E — is encouragement
These make up the framework of any resources that will come from Parenting Today. These four pillars are the essential ingredients for raising healthy children who will develop into capable young men and women.
I would like to respond to what you said about child play based learning in the early years. Although I’m sure there are many benefits to “playing”, it does have a lot of drawbacks. Kids in grade 2 and 3 can’t read, that’s what the drawback is. Instead of tracing letters and looking at them, familiarizing themselves with the abc’s…if even for only 15 minutes in the morning would do them a lot of good. Leave play for hometime, or after the 15 min of tracing letters. After lunch, they should be given pictures to colour…they don’t get any pictures bc the educators say “they need to be able to think on their own and thus draw pictures” um, how the hell is someone who has a blank slate and no knowledge of the world around them, supposed to draw you a picture? if they don’t know how to draw a 2 dimensional boat bc they’ve never seen a 2D only the one in the real world that is 3D. If no one can see that, then people are blind. A child’s brain is like a sponge, they learn best when they are babies….the older someone gets, the harder it becomes to learn. We all know that once you pass 13, there goes the brain connections that are lost because they are not nurtured. If kids in Poland can do geometry and count angles of triangles on the inside and outside in grade 6, and chlidren in Italy can “write” (not print) in grade 2, I’m sure that our children in grade 2 can be taught to just read and write…only they need that at an earlier age and grade 1 is not enough and I FEEL it is TOO LATE to start. As in, your stopping progress. My bf’s 6 year old niece can read and write bc she was given the tools at HOME while she played at school. It’s like the roles are reveresed. Learn at home, play at shcool. Can you people ever find a balance? like it doesn’t have to be one or the other. You can have play, and you can have tracing of letters…eventually they have to learn to write them! I’m sure that as a child, tracing letters is enjoyable at some points…obviously, for about 10 min. Have a child do this for 5 min and take it away from them and see what happens. I don’t know, this thought just popped into my head…I think I will have to try this.
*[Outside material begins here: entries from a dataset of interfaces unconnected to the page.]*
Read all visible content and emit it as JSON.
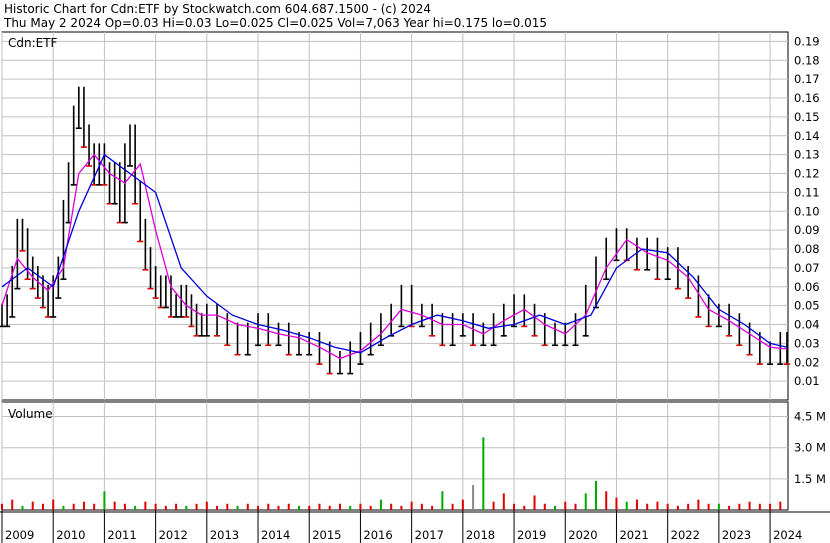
{
  "header": {
    "line1": "Historic Chart for Cdn:ETF by Stockwatch.com 604.687.1500 - (c) 2024",
    "line2": "Thu May  2 2024  Op=0.03  Hi=0.03  Lo=0.025  Cl=0.025  Vol=7,063  Year hi=0.175  lo=0.015"
  },
  "colors": {
    "background": "#ffffff",
    "grid": "#c0c0c0",
    "price_bars": "#000000",
    "down_bars": "#dd0000",
    "ma_short": "#dd00dd",
    "ma_long": "#0000dd",
    "volume_up": "#00aa00",
    "volume_down": "#dd0000",
    "volume_neutral": "#888888"
  },
  "chart_data": [
    {
      "type": "line",
      "title": "Cdn:ETF",
      "panel": "price",
      "y_ticks": [
        "0.19",
        "0.18",
        "0.17",
        "0.16",
        "0.15",
        "0.14",
        "0.13",
        "0.12",
        "0.11",
        "0.10",
        "0.09",
        "0.08",
        "0.07",
        "0.06",
        "0.05",
        "0.04",
        "0.03",
        "0.02",
        "0.01"
      ],
      "ylim": [
        0.0,
        0.195
      ],
      "x_ticks": [
        "2009",
        "2010",
        "2011",
        "2012",
        "2013",
        "2014",
        "2015",
        "2016",
        "2017",
        "2018",
        "2019",
        "2020",
        "2021",
        "2022",
        "2023",
        "2024"
      ],
      "xlim": [
        2009.0,
        2024.35
      ],
      "series": [
        {
          "role": "price",
          "x": [
            2009.0,
            2009.1,
            2009.2,
            2009.3,
            2009.4,
            2009.5,
            2009.6,
            2009.7,
            2009.8,
            2009.9,
            2010.0,
            2010.1,
            2010.2,
            2010.3,
            2010.4,
            2010.5,
            2010.6,
            2010.7,
            2010.8,
            2010.9,
            2011.0,
            2011.1,
            2011.2,
            2011.3,
            2011.4,
            2011.5,
            2011.6,
            2011.7,
            2011.8,
            2011.9,
            2012.0,
            2012.1,
            2012.2,
            2012.3,
            2012.4,
            2012.5,
            2012.6,
            2012.7,
            2012.8,
            2012.9,
            2013.0,
            2013.2,
            2013.4,
            2013.6,
            2013.8,
            2014.0,
            2014.2,
            2014.4,
            2014.6,
            2014.8,
            2015.0,
            2015.2,
            2015.4,
            2015.6,
            2015.8,
            2016.0,
            2016.2,
            2016.4,
            2016.6,
            2016.8,
            2017.0,
            2017.2,
            2017.4,
            2017.6,
            2017.8,
            2018.0,
            2018.2,
            2018.4,
            2018.6,
            2018.8,
            2019.0,
            2019.2,
            2019.4,
            2019.6,
            2019.8,
            2020.0,
            2020.2,
            2020.4,
            2020.6,
            2020.8,
            2021.0,
            2021.2,
            2021.4,
            2021.6,
            2021.8,
            2022.0,
            2022.2,
            2022.4,
            2022.6,
            2022.8,
            2023.0,
            2023.2,
            2023.4,
            2023.6,
            2023.8,
            2024.0,
            2024.2,
            2024.33
          ],
          "y": [
            0.045,
            0.05,
            0.065,
            0.09,
            0.085,
            0.07,
            0.065,
            0.06,
            0.055,
            0.05,
            0.06,
            0.07,
            0.1,
            0.12,
            0.15,
            0.16,
            0.14,
            0.13,
            0.12,
            0.13,
            0.12,
            0.11,
            0.12,
            0.1,
            0.13,
            0.14,
            0.11,
            0.09,
            0.075,
            0.065,
            0.06,
            0.055,
            0.06,
            0.05,
            0.05,
            0.055,
            0.05,
            0.045,
            0.04,
            0.04,
            0.045,
            0.04,
            0.035,
            0.03,
            0.035,
            0.04,
            0.035,
            0.035,
            0.03,
            0.03,
            0.03,
            0.025,
            0.02,
            0.02,
            0.025,
            0.03,
            0.035,
            0.04,
            0.045,
            0.055,
            0.045,
            0.045,
            0.04,
            0.035,
            0.04,
            0.04,
            0.035,
            0.035,
            0.04,
            0.045,
            0.05,
            0.045,
            0.04,
            0.035,
            0.035,
            0.035,
            0.04,
            0.055,
            0.07,
            0.08,
            0.085,
            0.08,
            0.075,
            0.08,
            0.07,
            0.075,
            0.065,
            0.06,
            0.05,
            0.045,
            0.045,
            0.04,
            0.035,
            0.03,
            0.025,
            0.025,
            0.03,
            0.025
          ]
        },
        {
          "role": "moving_average_short",
          "x": [
            2009.0,
            2009.3,
            2009.6,
            2009.9,
            2010.2,
            2010.5,
            2010.8,
            2011.1,
            2011.4,
            2011.7,
            2012.0,
            2012.3,
            2012.6,
            2012.9,
            2013.2,
            2013.6,
            2014.0,
            2014.4,
            2014.8,
            2015.2,
            2015.6,
            2016.0,
            2016.4,
            2016.8,
            2017.2,
            2017.6,
            2018.0,
            2018.4,
            2018.8,
            2019.2,
            2019.6,
            2020.0,
            2020.4,
            2020.8,
            2021.2,
            2021.6,
            2022.0,
            2022.4,
            2022.8,
            2023.2,
            2023.6,
            2024.0,
            2024.33
          ],
          "y": [
            0.05,
            0.075,
            0.065,
            0.058,
            0.07,
            0.12,
            0.13,
            0.12,
            0.115,
            0.125,
            0.09,
            0.06,
            0.05,
            0.045,
            0.045,
            0.04,
            0.038,
            0.035,
            0.033,
            0.028,
            0.022,
            0.026,
            0.035,
            0.048,
            0.045,
            0.04,
            0.04,
            0.035,
            0.042,
            0.048,
            0.04,
            0.035,
            0.045,
            0.07,
            0.085,
            0.078,
            0.074,
            0.065,
            0.048,
            0.042,
            0.035,
            0.028,
            0.027
          ]
        },
        {
          "role": "moving_average_long",
          "x": [
            2009.0,
            2009.5,
            2010.0,
            2010.5,
            2011.0,
            2011.5,
            2012.0,
            2012.5,
            2013.0,
            2013.5,
            2014.0,
            2014.5,
            2015.0,
            2015.5,
            2016.0,
            2016.5,
            2017.0,
            2017.5,
            2018.0,
            2018.5,
            2019.0,
            2019.5,
            2020.0,
            2020.5,
            2021.0,
            2021.5,
            2022.0,
            2022.5,
            2023.0,
            2023.5,
            2024.0,
            2024.33
          ],
          "y": [
            0.06,
            0.07,
            0.06,
            0.1,
            0.13,
            0.12,
            0.11,
            0.07,
            0.055,
            0.045,
            0.04,
            0.037,
            0.033,
            0.028,
            0.025,
            0.033,
            0.04,
            0.045,
            0.042,
            0.038,
            0.04,
            0.045,
            0.04,
            0.045,
            0.07,
            0.08,
            0.078,
            0.065,
            0.048,
            0.04,
            0.03,
            0.028
          ]
        }
      ]
    },
    {
      "type": "bar",
      "title": "Volume",
      "panel": "volume",
      "y_ticks": [
        "4.5 M",
        "3.0 M",
        "1.5 M"
      ],
      "ylim": [
        0,
        5.2
      ],
      "unit": "M",
      "x": [
        2009.0,
        2009.2,
        2009.4,
        2009.6,
        2009.8,
        2010.0,
        2010.2,
        2010.4,
        2010.6,
        2010.8,
        2011.0,
        2011.2,
        2011.4,
        2011.6,
        2011.8,
        2012.0,
        2012.2,
        2012.4,
        2012.6,
        2012.8,
        2013.0,
        2013.2,
        2013.4,
        2013.6,
        2013.8,
        2014.0,
        2014.2,
        2014.4,
        2014.6,
        2014.8,
        2015.0,
        2015.2,
        2015.4,
        2015.6,
        2015.8,
        2016.0,
        2016.2,
        2016.4,
        2016.6,
        2016.8,
        2017.0,
        2017.2,
        2017.4,
        2017.6,
        2017.8,
        2018.0,
        2018.2,
        2018.4,
        2018.6,
        2018.8,
        2019.0,
        2019.2,
        2019.4,
        2019.6,
        2019.8,
        2020.0,
        2020.2,
        2020.4,
        2020.6,
        2020.8,
        2021.0,
        2021.2,
        2021.4,
        2021.6,
        2021.8,
        2022.0,
        2022.2,
        2022.4,
        2022.6,
        2022.8,
        2023.0,
        2023.2,
        2023.4,
        2023.6,
        2023.8,
        2024.0,
        2024.2
      ],
      "values": [
        0.3,
        0.5,
        0.2,
        0.4,
        0.3,
        0.5,
        0.2,
        0.3,
        0.4,
        0.3,
        0.9,
        0.4,
        0.3,
        0.2,
        0.4,
        0.3,
        0.2,
        0.3,
        0.2,
        0.3,
        0.4,
        0.2,
        0.3,
        0.2,
        0.3,
        0.2,
        0.3,
        0.2,
        0.3,
        0.2,
        0.2,
        0.3,
        0.2,
        0.3,
        0.2,
        0.3,
        0.2,
        0.5,
        0.3,
        0.2,
        0.4,
        0.3,
        0.2,
        0.9,
        0.3,
        0.5,
        1.2,
        3.5,
        0.4,
        0.8,
        0.3,
        0.2,
        0.7,
        0.3,
        0.2,
        0.4,
        0.3,
        0.8,
        1.4,
        0.9,
        0.6,
        0.4,
        0.5,
        0.3,
        0.4,
        0.3,
        0.2,
        0.3,
        0.5,
        0.3,
        0.3,
        0.2,
        0.3,
        0.4,
        0.3,
        0.3,
        0.4
      ],
      "colors": [
        "r",
        "r",
        "g",
        "r",
        "r",
        "r",
        "g",
        "r",
        "r",
        "r",
        "g",
        "r",
        "r",
        "g",
        "r",
        "r",
        "r",
        "r",
        "g",
        "r",
        "r",
        "r",
        "r",
        "g",
        "r",
        "r",
        "r",
        "r",
        "r",
        "g",
        "r",
        "r",
        "r",
        "r",
        "g",
        "r",
        "r",
        "g",
        "r",
        "r",
        "r",
        "r",
        "r",
        "g",
        "r",
        "r",
        "n",
        "g",
        "r",
        "r",
        "r",
        "r",
        "r",
        "r",
        "g",
        "r",
        "r",
        "g",
        "g",
        "r",
        "r",
        "g",
        "r",
        "r",
        "r",
        "r",
        "r",
        "r",
        "r",
        "r",
        "g",
        "r",
        "r",
        "r",
        "r",
        "r",
        "r"
      ]
    }
  ]
}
If the kids looks unhappy that your taking away this fun “project” then you have your answer. Also, your teaching kids that schools is about playing and not learning which could have damaging effects.